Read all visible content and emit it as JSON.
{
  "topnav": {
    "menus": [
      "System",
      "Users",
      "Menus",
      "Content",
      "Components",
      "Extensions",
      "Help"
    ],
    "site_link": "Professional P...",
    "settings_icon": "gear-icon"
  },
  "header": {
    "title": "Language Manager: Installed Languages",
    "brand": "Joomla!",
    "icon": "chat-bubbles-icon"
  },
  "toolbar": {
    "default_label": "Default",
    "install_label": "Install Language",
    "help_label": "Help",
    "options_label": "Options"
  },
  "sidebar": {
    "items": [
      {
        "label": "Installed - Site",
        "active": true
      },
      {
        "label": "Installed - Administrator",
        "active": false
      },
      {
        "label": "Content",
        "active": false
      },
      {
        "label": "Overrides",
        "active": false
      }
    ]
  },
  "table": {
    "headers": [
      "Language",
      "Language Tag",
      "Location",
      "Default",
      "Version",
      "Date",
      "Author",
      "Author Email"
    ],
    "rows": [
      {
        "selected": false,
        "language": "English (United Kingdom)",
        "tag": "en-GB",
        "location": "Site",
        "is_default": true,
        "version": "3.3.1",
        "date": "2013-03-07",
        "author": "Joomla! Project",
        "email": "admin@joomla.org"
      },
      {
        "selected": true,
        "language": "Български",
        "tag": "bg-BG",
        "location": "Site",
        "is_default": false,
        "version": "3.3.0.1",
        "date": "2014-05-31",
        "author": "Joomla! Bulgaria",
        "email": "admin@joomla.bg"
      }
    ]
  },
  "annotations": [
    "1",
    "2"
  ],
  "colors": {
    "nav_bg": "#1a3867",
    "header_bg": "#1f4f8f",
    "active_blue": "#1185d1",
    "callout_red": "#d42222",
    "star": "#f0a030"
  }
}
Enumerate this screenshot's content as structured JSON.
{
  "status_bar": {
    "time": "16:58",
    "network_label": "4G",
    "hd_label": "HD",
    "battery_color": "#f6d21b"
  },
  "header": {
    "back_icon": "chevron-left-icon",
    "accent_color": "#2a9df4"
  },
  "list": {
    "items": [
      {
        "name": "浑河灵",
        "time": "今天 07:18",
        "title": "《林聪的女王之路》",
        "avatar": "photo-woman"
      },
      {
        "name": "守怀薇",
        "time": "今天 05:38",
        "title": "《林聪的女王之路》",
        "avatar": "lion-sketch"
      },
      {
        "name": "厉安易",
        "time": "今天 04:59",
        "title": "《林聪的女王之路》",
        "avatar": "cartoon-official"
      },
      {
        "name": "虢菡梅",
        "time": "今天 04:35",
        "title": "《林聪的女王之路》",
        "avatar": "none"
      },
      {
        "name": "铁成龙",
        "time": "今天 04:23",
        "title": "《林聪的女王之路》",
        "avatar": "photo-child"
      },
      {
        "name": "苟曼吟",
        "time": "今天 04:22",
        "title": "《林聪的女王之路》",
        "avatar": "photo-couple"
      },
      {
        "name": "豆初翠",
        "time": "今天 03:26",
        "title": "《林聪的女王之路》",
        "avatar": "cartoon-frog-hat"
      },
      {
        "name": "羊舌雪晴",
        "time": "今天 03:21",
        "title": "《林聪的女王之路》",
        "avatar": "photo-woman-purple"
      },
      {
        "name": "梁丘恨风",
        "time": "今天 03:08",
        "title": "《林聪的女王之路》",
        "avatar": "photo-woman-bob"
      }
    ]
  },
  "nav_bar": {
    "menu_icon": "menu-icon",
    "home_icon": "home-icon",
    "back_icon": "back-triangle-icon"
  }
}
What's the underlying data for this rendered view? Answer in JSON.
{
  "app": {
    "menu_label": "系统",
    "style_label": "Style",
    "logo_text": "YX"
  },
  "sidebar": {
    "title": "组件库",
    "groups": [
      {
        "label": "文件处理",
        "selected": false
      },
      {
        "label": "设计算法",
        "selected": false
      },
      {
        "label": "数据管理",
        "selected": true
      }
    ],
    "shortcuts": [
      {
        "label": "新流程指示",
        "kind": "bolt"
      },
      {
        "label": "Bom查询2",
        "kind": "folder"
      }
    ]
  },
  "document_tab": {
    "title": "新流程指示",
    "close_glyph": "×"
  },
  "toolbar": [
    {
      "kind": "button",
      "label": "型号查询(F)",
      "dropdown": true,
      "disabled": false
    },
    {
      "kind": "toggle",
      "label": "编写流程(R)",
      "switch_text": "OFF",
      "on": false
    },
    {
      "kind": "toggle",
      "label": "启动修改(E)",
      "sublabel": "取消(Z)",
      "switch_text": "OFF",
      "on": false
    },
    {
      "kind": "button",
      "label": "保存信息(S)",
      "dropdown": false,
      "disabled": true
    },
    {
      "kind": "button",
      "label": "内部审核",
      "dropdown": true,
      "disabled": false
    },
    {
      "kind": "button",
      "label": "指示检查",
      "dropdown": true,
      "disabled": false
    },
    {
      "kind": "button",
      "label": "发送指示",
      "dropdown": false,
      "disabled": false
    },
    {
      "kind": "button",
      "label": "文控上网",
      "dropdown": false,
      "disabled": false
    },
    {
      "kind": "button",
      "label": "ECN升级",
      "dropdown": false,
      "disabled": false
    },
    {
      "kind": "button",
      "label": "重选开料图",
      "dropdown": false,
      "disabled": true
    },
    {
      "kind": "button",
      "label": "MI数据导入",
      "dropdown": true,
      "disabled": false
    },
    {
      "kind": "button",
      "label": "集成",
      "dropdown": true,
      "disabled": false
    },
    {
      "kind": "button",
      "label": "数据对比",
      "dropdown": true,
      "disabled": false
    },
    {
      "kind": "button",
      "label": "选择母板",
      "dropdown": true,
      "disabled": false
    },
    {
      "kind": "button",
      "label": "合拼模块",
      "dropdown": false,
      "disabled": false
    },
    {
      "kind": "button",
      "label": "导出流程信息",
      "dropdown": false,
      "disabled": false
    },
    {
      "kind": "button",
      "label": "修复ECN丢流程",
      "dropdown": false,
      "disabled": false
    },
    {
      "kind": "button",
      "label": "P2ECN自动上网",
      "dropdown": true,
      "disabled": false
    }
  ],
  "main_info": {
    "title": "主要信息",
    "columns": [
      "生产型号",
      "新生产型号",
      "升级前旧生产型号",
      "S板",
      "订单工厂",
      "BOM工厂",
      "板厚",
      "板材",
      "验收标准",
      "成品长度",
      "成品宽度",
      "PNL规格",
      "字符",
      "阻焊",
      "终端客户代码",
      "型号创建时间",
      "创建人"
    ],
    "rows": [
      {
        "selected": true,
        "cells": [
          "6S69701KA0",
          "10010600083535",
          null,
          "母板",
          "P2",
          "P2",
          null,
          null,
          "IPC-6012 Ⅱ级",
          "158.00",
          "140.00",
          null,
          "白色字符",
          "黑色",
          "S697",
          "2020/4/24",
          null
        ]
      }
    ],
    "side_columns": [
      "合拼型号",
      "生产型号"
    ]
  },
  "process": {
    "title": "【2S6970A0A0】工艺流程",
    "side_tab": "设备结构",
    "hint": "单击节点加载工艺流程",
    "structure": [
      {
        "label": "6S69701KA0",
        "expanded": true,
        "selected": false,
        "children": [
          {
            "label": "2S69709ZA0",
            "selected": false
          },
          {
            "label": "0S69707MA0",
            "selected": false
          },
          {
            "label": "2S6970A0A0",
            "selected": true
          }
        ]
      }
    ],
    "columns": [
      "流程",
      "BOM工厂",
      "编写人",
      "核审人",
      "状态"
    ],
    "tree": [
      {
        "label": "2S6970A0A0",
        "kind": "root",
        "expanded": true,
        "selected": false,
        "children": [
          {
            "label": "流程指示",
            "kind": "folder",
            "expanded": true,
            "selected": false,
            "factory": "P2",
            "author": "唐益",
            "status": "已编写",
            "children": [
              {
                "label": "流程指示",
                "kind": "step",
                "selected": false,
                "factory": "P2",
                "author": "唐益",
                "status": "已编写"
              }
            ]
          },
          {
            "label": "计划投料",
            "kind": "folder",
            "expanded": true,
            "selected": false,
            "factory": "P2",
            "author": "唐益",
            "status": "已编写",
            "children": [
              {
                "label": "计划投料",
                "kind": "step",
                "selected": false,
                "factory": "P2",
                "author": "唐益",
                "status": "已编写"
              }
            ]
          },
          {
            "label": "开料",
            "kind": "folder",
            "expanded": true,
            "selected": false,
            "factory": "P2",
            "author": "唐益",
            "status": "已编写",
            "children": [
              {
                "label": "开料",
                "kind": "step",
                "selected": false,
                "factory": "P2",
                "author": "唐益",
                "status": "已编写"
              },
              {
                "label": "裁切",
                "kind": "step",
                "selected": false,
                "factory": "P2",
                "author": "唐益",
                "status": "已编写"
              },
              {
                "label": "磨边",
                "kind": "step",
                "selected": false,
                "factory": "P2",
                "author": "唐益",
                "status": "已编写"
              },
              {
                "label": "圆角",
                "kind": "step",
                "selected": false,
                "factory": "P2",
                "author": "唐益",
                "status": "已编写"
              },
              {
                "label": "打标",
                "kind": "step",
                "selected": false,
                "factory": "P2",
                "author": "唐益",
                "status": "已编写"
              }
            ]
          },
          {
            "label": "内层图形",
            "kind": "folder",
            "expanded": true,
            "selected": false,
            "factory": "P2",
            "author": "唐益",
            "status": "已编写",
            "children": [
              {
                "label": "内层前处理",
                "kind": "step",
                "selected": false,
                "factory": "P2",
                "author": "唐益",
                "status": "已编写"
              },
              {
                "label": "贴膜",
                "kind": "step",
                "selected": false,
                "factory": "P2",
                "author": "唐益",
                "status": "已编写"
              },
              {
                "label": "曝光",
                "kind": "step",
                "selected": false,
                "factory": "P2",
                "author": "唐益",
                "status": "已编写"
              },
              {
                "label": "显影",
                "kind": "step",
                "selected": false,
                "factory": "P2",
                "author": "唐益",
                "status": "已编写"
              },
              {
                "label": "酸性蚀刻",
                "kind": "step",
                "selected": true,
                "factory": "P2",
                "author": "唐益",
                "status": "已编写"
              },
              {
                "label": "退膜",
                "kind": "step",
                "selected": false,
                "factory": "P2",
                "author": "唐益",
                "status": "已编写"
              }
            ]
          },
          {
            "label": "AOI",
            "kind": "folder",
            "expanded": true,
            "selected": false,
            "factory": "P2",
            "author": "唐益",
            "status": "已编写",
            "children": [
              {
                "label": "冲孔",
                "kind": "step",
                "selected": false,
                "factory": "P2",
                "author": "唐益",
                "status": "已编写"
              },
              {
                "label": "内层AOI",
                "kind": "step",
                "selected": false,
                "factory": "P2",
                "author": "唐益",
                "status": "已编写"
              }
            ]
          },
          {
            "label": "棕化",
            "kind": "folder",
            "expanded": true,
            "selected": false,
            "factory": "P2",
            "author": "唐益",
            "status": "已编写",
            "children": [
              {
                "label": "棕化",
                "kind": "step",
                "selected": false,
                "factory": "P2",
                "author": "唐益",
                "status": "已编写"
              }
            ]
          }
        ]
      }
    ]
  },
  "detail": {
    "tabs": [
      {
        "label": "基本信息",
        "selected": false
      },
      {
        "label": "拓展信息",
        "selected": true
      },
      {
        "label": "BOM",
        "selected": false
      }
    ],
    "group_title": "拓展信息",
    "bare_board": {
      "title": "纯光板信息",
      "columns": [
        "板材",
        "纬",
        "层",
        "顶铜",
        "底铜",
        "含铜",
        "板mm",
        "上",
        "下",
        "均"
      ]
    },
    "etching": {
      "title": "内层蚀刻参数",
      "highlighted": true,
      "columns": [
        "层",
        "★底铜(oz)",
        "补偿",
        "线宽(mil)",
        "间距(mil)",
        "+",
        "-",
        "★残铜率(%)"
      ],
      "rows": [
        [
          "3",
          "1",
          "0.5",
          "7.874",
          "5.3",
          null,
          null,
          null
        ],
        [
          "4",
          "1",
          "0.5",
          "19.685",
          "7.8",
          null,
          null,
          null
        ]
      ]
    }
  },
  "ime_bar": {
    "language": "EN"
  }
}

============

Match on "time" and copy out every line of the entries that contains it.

§ Completed exercise:
    "time": "16:58",
        "time": "今天 07:18",
        "time": "今天 05:38",
        "time": "今天 04:59",
        "time": "今天 04:35",
        "time": "今天 04:23",
        "time": "今天 04:22",
        "time": "今天 03:26",
        "time": "今天 03:21",
        "time": "今天 03:08",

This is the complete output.